  20. 20. Exhibit 1-4: International Product Life Cycle Chapter 1 Copyright (c) 2009 John Wiley & Sons, Inc.
  21. 21. 4. Appendix: Theories of International Trade & the Multinational Enterprise <ul><ul><li>Economies of Scope </li></ul></ul><ul><ul><li>Technological Gap </li></ul></ul><ul><ul><li>Preference Similarity </li></ul></ul><ul><ul><li>Stages of International Product Cycle Theory: </li></ul></ul><ul><ul><ul><li>Introduction Stage </li></ul></ul></ul><ul><ul><ul><ul><li>A U.S. company innovates on a new product in its home country. </li></ul></ul></ul></ul>Chapter 1 Copyright (c) 2009 John Wiley & Sons, Inc.
  22. 22. 4. Appendix: Theories of International Trade & the Multinational Enterprise <ul><ul><ul><li>Growth Stage </li></ul></ul></ul><ul><ul><ul><ul><li>Product standards emerge and mass production becomes feasible. </li></ul></ul></ul></ul><ul><ul><ul><li>Maturity Stage </li></ul></ul></ul><ul><ul><ul><ul><li>Many U.S. and foreign companies vie for market share in the international markets. </li></ul></ul></ul></ul><ul><ul><ul><li>Decline Stage </li></ul></ul></ul><ul><ul><ul><ul><li>Companies in the developing countries also begin producing the product and marketing it in the rest of the world. </li></ul></ul></ul></ul>Chapter 1 Copyright (c) 2009 John Wiley & Sons, Inc.
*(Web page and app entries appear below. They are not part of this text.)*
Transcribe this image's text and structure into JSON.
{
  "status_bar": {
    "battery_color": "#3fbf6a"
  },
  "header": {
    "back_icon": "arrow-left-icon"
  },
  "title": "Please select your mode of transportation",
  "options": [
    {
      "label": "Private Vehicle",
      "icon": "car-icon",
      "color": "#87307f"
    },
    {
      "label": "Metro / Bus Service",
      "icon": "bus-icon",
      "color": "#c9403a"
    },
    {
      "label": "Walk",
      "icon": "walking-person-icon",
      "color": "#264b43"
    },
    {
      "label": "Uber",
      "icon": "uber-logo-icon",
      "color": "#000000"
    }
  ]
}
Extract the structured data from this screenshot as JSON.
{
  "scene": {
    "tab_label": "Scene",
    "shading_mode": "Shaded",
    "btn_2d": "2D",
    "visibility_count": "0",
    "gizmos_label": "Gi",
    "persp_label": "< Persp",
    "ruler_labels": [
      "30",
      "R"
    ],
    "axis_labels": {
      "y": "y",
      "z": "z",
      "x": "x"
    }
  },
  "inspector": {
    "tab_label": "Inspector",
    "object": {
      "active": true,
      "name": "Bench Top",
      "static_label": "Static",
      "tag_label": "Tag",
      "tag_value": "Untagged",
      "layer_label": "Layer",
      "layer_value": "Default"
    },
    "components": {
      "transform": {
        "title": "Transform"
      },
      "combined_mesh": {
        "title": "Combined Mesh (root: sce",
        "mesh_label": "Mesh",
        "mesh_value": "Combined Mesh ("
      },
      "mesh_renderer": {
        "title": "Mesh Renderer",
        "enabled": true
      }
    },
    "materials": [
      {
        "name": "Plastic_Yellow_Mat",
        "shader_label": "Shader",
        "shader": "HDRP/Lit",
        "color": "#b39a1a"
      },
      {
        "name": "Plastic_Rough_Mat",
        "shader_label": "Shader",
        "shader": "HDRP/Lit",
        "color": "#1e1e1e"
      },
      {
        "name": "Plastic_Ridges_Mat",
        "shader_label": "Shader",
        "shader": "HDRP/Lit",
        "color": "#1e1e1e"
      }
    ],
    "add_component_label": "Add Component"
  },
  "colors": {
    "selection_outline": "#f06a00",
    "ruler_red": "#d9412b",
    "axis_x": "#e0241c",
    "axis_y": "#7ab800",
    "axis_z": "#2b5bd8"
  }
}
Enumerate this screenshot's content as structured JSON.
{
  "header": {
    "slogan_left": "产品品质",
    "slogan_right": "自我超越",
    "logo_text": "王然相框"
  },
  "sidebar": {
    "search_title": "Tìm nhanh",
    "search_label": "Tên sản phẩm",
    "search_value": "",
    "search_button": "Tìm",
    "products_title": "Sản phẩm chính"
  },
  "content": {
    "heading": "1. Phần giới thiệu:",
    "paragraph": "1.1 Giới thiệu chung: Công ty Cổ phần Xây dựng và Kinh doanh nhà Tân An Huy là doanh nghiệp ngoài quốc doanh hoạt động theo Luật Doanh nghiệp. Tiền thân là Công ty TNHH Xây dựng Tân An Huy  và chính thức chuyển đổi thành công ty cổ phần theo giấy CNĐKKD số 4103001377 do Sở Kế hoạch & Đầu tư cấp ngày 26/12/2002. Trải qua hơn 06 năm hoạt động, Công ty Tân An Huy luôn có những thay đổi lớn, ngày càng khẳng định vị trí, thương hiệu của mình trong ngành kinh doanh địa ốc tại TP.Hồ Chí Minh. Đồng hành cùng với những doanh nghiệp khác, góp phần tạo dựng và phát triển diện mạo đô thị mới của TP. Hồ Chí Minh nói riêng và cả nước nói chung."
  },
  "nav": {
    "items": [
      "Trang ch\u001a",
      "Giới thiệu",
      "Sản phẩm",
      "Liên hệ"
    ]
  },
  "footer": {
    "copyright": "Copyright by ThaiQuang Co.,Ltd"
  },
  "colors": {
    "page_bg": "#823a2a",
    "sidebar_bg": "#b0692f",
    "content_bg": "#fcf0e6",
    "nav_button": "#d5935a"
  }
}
  23. 23. 4. Appendix: Theories of International Trade & the Multinational Enterprise <ul><li>Internalization/Transaction Cost Theory </li></ul><ul><ul><li>Appropriability Regime </li></ul></ul><ul><ul><li>Dominant Design </li></ul></ul><ul><ul><li>Manufacturing and Marketing Ability </li></ul></ul>Chapter 1 Copyright (c) 2009 John Wiley & Sons, Inc.

×